The task
Would you please return the data below verbatim, without its pictures?

** Given information follows **

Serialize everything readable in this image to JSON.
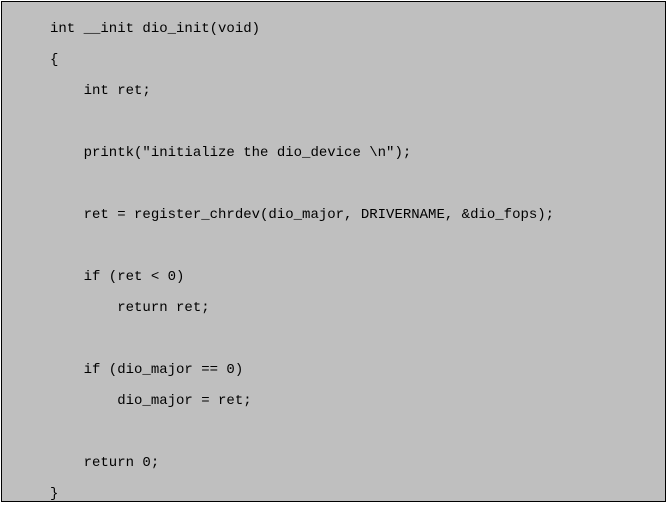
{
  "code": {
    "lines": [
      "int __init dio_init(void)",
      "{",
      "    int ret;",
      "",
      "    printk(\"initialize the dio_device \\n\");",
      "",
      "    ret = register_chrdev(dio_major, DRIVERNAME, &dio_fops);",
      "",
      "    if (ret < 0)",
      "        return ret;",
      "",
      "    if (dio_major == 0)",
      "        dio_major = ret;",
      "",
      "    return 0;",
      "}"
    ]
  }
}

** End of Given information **

Expected answer
Serialize everything readable in this image to JSON.
{
  "code": {
    "lines": [
      "int __init dio_init(void)",
      "{",
      "    int ret;",
      "",
      "    printk(\"initialize the dio_device \\n\");",
      "",
      "    ret = register_chrdev(dio_major, DRIVERNAME, &dio_fops);",
      "",
      "    if (ret < 0)",
      "        return ret;",
      "",
      "    if (dio_major == 0)",
      "        dio_major = ret;",
      "",
      "    return 0;",
      "}"
    ]
  }
}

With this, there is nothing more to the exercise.